***** EXTRACTED INFORMATION *****

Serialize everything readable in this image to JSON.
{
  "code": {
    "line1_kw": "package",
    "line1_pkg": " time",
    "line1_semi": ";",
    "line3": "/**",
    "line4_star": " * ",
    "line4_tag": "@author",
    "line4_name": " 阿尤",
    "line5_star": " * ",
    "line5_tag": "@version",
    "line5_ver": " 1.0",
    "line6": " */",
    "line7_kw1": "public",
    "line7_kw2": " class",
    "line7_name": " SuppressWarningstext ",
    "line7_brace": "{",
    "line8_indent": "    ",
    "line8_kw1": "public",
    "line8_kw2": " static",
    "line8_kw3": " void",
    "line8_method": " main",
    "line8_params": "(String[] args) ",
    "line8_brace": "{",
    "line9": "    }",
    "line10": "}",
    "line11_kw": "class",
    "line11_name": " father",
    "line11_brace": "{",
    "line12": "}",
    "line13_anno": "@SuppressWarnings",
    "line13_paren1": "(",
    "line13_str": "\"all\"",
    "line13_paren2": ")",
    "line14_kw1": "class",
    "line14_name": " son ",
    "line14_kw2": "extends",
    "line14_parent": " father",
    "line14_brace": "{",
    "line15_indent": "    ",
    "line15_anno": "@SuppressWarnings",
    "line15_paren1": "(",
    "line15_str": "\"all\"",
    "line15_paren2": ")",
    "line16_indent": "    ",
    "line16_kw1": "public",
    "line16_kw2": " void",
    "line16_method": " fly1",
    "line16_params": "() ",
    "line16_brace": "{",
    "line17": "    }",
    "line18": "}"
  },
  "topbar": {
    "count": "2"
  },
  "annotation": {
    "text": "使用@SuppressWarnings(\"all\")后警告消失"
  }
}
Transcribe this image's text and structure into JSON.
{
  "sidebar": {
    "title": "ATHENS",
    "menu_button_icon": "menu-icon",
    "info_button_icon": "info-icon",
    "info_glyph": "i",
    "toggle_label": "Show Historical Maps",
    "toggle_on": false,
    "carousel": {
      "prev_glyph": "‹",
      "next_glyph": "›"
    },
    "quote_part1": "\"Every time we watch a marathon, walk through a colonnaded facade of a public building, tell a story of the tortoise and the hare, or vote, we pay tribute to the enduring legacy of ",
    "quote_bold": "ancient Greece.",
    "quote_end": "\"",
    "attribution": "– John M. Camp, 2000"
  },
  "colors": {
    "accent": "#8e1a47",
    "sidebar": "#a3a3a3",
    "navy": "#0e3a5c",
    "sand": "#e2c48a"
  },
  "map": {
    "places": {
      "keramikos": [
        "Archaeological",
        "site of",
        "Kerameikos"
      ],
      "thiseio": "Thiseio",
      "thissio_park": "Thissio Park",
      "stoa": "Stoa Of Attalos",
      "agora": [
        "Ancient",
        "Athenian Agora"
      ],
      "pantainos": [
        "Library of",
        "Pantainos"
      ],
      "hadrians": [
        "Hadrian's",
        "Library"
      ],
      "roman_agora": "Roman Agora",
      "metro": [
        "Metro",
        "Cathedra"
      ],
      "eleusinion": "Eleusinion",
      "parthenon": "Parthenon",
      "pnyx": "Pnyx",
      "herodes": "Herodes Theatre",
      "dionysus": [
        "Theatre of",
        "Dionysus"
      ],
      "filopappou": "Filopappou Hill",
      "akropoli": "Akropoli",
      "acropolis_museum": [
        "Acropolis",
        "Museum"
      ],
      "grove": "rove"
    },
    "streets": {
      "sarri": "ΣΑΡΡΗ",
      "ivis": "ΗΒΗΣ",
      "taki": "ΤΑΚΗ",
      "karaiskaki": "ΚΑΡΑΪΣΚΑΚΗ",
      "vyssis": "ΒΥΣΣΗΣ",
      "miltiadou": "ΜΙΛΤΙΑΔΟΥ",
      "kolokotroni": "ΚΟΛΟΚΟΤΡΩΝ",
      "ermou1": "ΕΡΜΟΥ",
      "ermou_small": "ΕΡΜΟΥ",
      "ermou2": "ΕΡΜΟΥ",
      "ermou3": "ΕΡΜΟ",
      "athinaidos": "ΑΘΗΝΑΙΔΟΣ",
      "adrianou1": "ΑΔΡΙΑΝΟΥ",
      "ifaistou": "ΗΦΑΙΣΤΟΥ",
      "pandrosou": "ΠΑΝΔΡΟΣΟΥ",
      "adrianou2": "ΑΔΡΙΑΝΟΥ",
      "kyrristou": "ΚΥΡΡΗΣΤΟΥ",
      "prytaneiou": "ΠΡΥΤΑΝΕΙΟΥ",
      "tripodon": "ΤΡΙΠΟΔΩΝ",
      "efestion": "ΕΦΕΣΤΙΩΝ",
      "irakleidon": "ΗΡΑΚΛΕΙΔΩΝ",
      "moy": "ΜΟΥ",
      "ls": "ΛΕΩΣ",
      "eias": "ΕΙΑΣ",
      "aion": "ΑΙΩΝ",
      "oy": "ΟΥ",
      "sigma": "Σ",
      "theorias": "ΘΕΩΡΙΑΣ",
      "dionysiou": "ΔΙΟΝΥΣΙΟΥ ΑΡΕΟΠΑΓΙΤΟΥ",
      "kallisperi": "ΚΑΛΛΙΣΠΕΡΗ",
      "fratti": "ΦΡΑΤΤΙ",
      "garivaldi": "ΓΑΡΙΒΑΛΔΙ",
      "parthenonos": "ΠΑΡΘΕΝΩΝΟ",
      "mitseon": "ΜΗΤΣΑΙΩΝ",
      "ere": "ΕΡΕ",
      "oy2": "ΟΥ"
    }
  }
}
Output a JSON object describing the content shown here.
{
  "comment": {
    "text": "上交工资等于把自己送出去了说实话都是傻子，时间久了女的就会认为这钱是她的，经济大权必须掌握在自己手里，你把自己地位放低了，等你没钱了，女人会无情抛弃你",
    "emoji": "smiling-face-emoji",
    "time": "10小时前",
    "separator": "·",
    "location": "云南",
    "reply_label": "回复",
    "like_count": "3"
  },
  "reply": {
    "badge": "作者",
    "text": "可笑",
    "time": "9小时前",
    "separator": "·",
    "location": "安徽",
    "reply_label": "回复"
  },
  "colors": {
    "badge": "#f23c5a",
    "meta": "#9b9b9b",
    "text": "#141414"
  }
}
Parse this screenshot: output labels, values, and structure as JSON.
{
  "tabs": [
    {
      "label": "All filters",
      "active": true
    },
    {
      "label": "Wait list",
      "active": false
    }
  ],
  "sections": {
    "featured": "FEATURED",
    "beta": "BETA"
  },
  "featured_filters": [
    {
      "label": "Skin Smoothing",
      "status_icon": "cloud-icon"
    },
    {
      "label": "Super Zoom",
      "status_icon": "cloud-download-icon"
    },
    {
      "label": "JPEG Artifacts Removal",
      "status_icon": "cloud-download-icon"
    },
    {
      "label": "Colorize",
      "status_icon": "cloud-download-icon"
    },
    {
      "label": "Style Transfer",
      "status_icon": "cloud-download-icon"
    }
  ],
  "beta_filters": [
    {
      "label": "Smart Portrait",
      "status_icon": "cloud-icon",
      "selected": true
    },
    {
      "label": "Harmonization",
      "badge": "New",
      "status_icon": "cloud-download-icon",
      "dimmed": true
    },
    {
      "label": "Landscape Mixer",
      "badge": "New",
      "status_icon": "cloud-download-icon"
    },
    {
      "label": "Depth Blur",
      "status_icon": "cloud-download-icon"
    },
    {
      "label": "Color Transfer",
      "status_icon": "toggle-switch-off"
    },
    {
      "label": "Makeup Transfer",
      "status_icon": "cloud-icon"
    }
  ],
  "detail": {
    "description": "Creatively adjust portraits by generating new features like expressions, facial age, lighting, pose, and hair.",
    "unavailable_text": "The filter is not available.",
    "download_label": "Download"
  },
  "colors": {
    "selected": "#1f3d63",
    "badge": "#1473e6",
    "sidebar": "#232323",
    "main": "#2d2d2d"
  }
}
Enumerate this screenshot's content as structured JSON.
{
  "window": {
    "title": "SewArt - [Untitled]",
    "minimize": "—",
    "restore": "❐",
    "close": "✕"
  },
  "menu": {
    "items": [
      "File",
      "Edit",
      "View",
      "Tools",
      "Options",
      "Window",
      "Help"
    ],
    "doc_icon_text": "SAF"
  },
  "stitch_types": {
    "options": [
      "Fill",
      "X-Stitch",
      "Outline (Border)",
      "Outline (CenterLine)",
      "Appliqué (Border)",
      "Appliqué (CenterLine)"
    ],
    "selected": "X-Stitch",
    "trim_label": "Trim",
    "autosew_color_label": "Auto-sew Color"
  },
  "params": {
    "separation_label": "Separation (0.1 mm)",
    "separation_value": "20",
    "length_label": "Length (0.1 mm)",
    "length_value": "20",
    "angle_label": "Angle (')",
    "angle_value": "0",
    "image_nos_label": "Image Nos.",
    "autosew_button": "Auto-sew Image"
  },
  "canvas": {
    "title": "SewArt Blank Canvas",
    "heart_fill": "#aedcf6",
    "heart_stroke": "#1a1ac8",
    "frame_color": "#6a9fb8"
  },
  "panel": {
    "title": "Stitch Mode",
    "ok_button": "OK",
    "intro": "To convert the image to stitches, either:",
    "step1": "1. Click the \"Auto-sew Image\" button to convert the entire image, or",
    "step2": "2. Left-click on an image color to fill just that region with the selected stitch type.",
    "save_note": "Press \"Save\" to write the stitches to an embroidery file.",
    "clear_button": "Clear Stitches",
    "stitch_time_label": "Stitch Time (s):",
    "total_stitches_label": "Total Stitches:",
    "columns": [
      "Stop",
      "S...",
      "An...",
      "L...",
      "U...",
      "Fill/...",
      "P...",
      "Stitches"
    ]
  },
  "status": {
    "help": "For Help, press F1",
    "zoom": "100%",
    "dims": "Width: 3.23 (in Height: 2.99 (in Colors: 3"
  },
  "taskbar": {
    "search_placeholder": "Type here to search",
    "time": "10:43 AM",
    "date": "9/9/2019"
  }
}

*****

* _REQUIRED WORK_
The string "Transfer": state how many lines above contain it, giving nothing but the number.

* _SOLUTION TO THE PROBLEM_
3